As partisanship continues its upward swing, reliable data can serve as the catalyst to galvanize those of different political opinions to work together to address South Carolina’s areas of need.

As President-elect Ronald Reagan prepared to enter the office of President of the United States in 1980, he relied on a unique resource to shape his agenda – the Heritage Foundation’s Mandate for Leadership. In the 1,100-page document, Heritage experts provided a roadmap of policy suggestions – all bolstered by data and research – intended to guided America back to the path of prosperity. Of Reagan’s commitment to the recommendations, William F. Buckley said, “Sixty percent of the suggestions enjoined on the new president were acted upon (which is why Mr. Reagan’s tenure was 60 percent successful.)”

Mandate for Leadership, however, stands as just one of the many research briefs and publications to have had deep, long-lasting influence on our nation’s lawmakers.

In the year Palmetto Family was founded (1994), former Reagan-Bush administration official William J. Bennett published the first edition of his Index of Leading Cultural Indicators (ILCI). Bennett developed ILCI because he felt social and cultural trends should be monitored carefully just like fiscal trends were being tracked in the Index of Leading Economic Indicators.

And so began an important trend of state-based policy organizations – think tanks, if you will – producing Cultural Indicators for individual states.
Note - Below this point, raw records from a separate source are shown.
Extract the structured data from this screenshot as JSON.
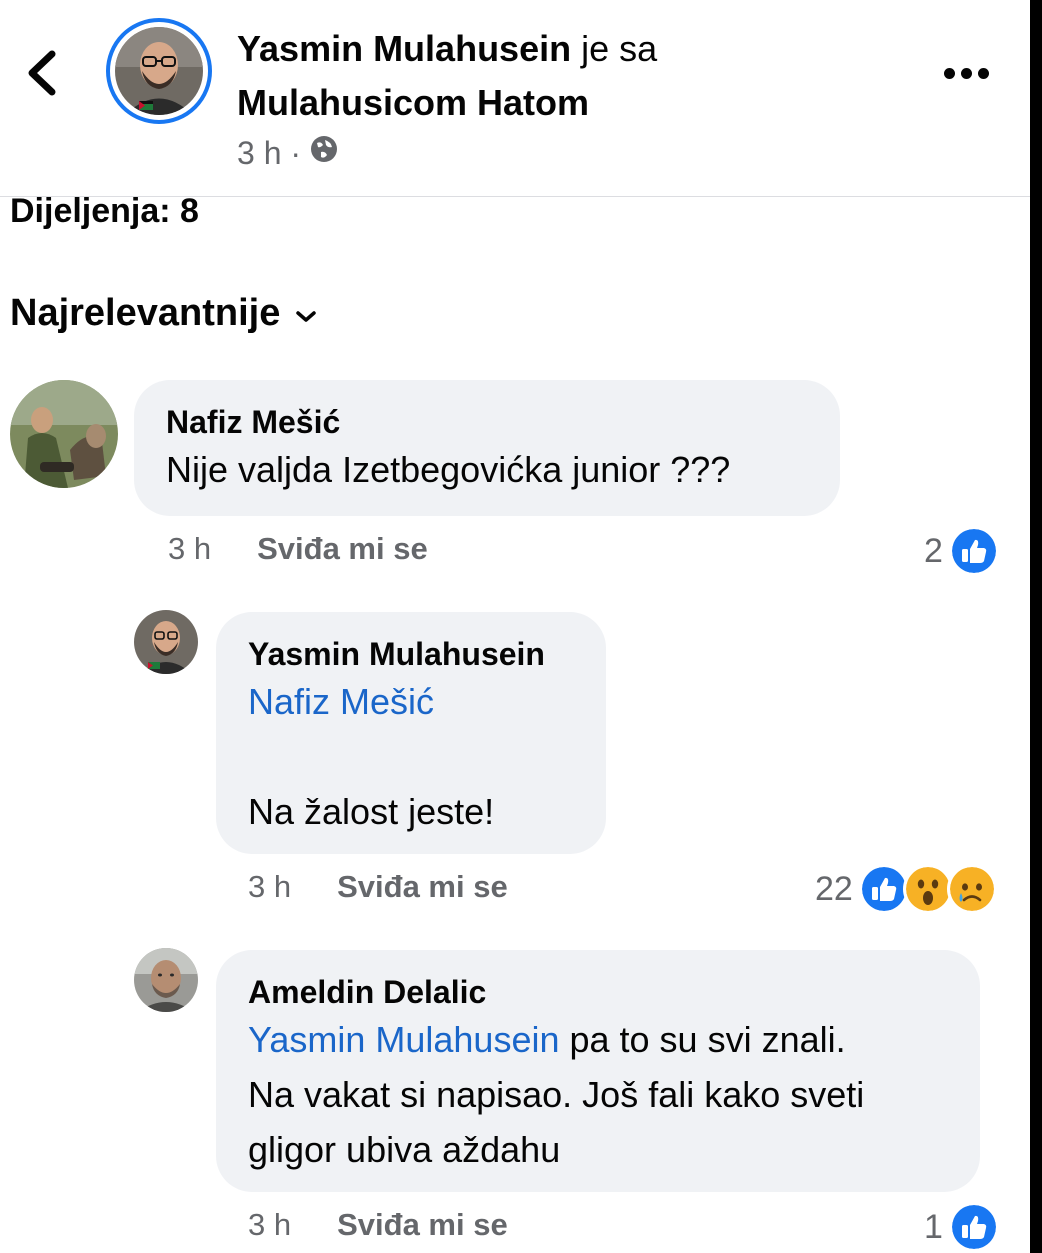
{
  "header": {
    "author": "Yasmin Mulahusein",
    "with_text": "je sa",
    "tagged": "Mulahusicom Hatom",
    "time": "3 h ·"
  },
  "shares_label": "Dijeljenja: 8",
  "sort_label": "Najrelevantnije",
  "comments": [
    {
      "author": "Nafiz Mešić",
      "text": "Nije valjda Izetbegovićka junior ???",
      "time": "3 h",
      "like_label": "Sviđa mi se",
      "reaction_count": "2",
      "reactions": [
        "like-icon"
      ]
    },
    {
      "author": "Yasmin Mulahusein",
      "mention": "Nafiz Mešić",
      "text": "Na žalost jeste!",
      "time": "3 h",
      "like_label": "Sviđa mi se",
      "reaction_count": "22",
      "reactions": [
        "like-icon",
        "wow-icon",
        "sad-icon"
      ]
    },
    {
      "author": "Ameldin Delalic",
      "mention": "Yasmin Mulahusein",
      "text_line1": " pa to su svi znali.",
      "text_line2": "Na vakat si napisao. Još fali kako sveti",
      "text_line3": "gligor ubiva aždahu",
      "time": "3 h",
      "like_label": "Sviđa mi se",
      "reaction_count": "1",
      "reactions": [
        "like-icon"
      ]
    }
  ],
  "colors": {
    "accent": "#1877f2",
    "mention": "#1a66c9",
    "bubble": "#f0f2f5",
    "muted": "#65676b"
  }
}
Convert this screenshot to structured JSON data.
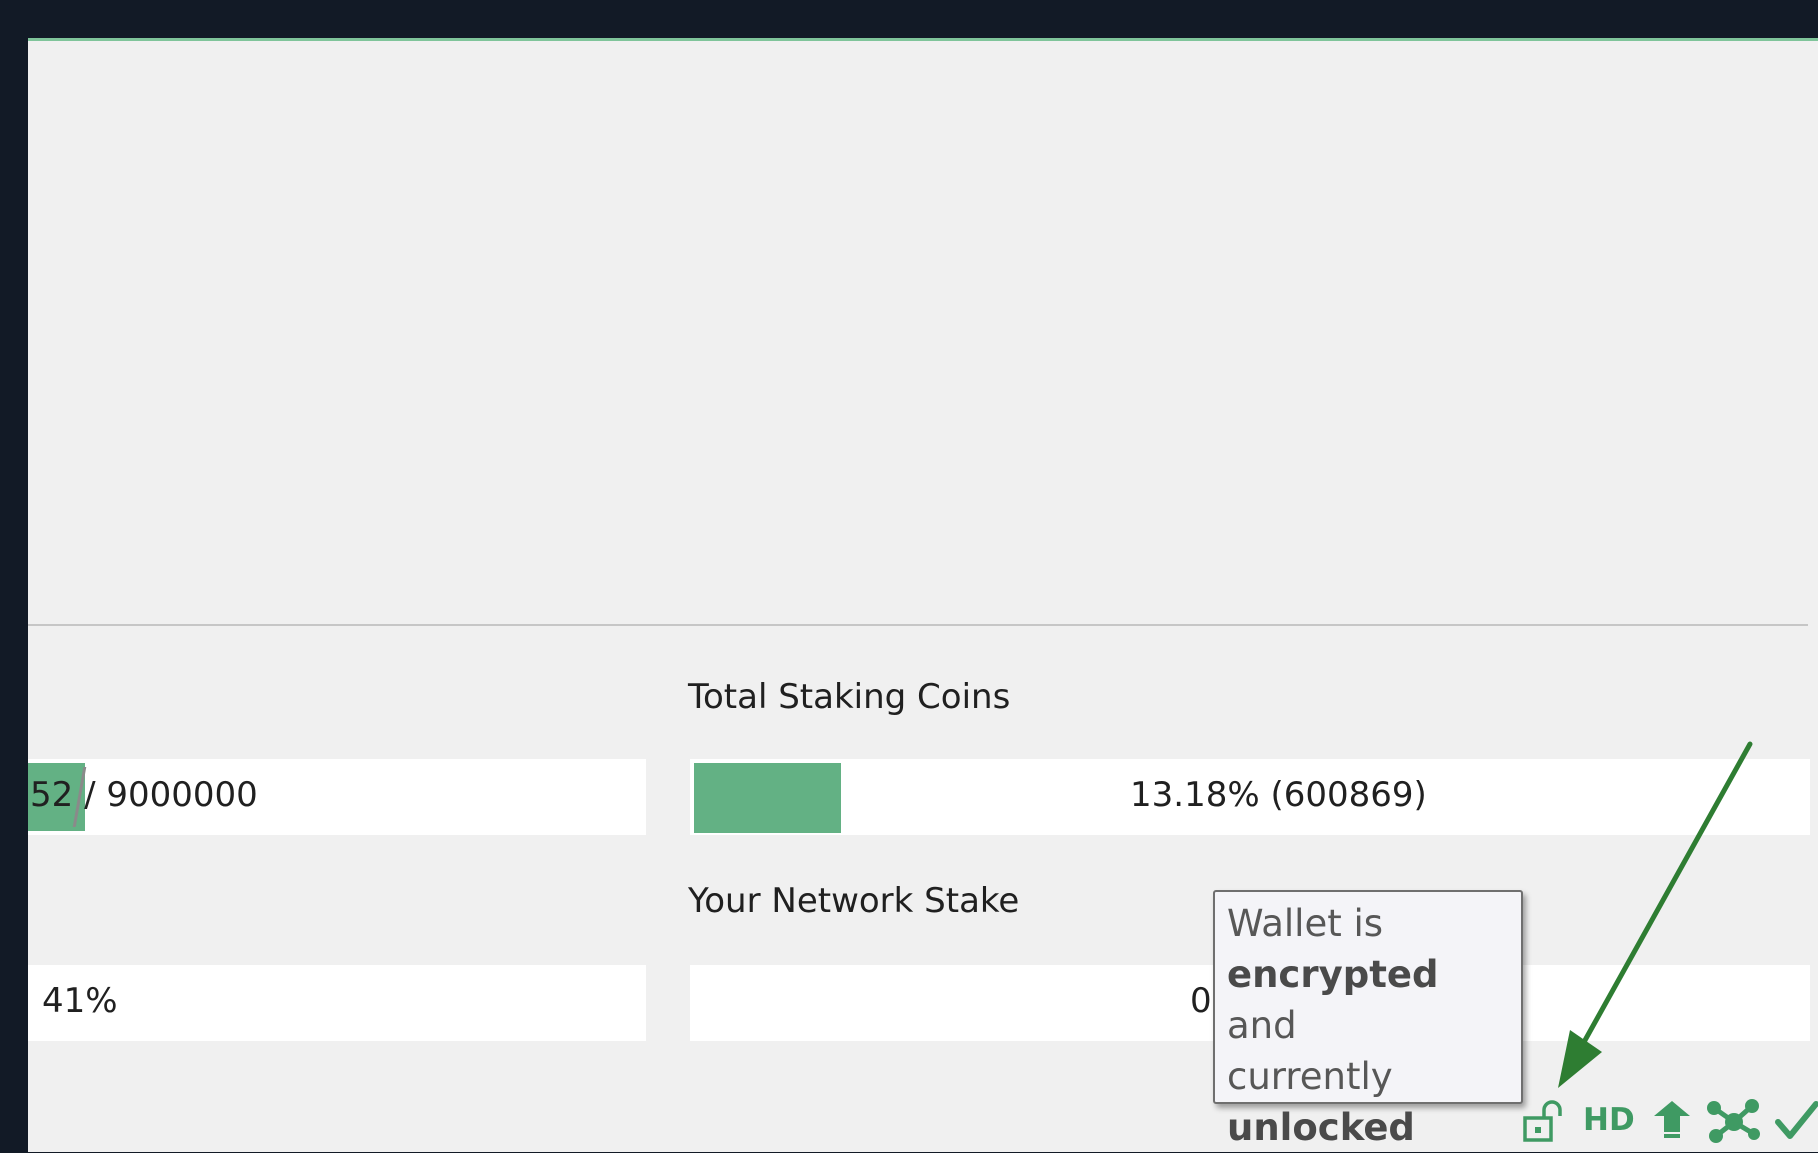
{
  "panels": {
    "left": {
      "progress_text": "52 / 9000000",
      "percent_text": "41%"
    },
    "staking": {
      "title": "Total Staking Coins",
      "value_text": "13.18% (600869)",
      "fill_fraction": 0.1318
    },
    "network_stake": {
      "title": "Your Network Stake",
      "value_text": "0"
    }
  },
  "tooltip": {
    "line1": "Wallet is",
    "bold1": "encrypted",
    "after_bold1": " and",
    "line3": "currently",
    "bold2": "unlocked"
  },
  "status_bar": {
    "hd_label": "HD",
    "icons": [
      "unlocked-padlock-icon",
      "hd-icon",
      "staking-icon",
      "network-icon",
      "synced-check-icon"
    ],
    "accent_color": "#3f9a63"
  },
  "colors": {
    "progress_fill": "#63b184",
    "annotation_arrow": "#2e7d32"
  }
}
All the while, these think tanks with similar missions to Palmetto Family began to take their rightful place at the decision table.

South Carolina’s first Cultural Indicators was published in 2011. By simply revealing data and trends, the Cultural Indicators 2011 cut through political divisions and nurtured important discussions about how to steer the Palmetto State in a more family-friendly direction.

A lot has changed since 2011. South Carolina and our nation stare across the aisle more polarized than ever before. Rare is the bi-partisan victory. Almost as rare is an unbiased, valuable policy discussion.

This toxic political environment confirmed the vital need for data – concrete, comprehensive, apolitical data – on the important trends in the Palmetto State. As partisanship continues its upward swing, reliable data can serve as the catalyst to galvanize those of different political opinions to work together to address South Carolina’s areas of need.

Which is why Palmetto Family is proud to introduce South Carolina Cultural Indicators 2019.

Containing 38 trends in population, crime, health, education, dependence and culture, Cultural Indicators 2019 will empower stakeholders by identifying the issues negatively affecting South Carolinians and embolden them to unite in an effort to make South Carolina a better place to live and raise a family.

The findings include:

  • Since 1960, the percentage of female-headed households in both the U.S. and South Carolina increased by 93% and 130%, respectively, while the percentage of households headed by a single male increased 163% nationally and 230% in South Carolina.
  • Since 1990, South Carolina’s crime rate has averaged about 27% above the national average.
  • From 1999 to 2016, the national suicide rate rose 29%. By comparison, South Carolina’s overall suicide rate rose 54%.
  • Since 1997, about 14,100 couples have divorced each year in South Carolina, splitting the homes of about 11,200 children annually.
  • In 2017, the typical South Carolina household earned $62,432, while the typical American household earned $73,891.

“Strong families are the foundation of a strong South Carolina,” said Joshua Putnam, President of Palmetto Family. “Armed with the findings in the Cultural Indicators 2019, lawmakers, parents, young adults and every stakeholder should encourage the development of strong-knit families in the Palmetto State.”

If South Carolina is going to become a place where its citizens can thrive and flourish, we must overcome these issues. Though it won’t happen immediately, we must work together in an effort to make the Palmetto State better for future generations.

It all starts with honestly discussing our state’s problems.

Positive policy discussions can be had once more, but we must first lay the foundation of evidence and data from which to build. South Carolina Cultural Indicators 2019 serves as that foundation.

Now, let’s get to fixing.

Briley Hughes

Communications Director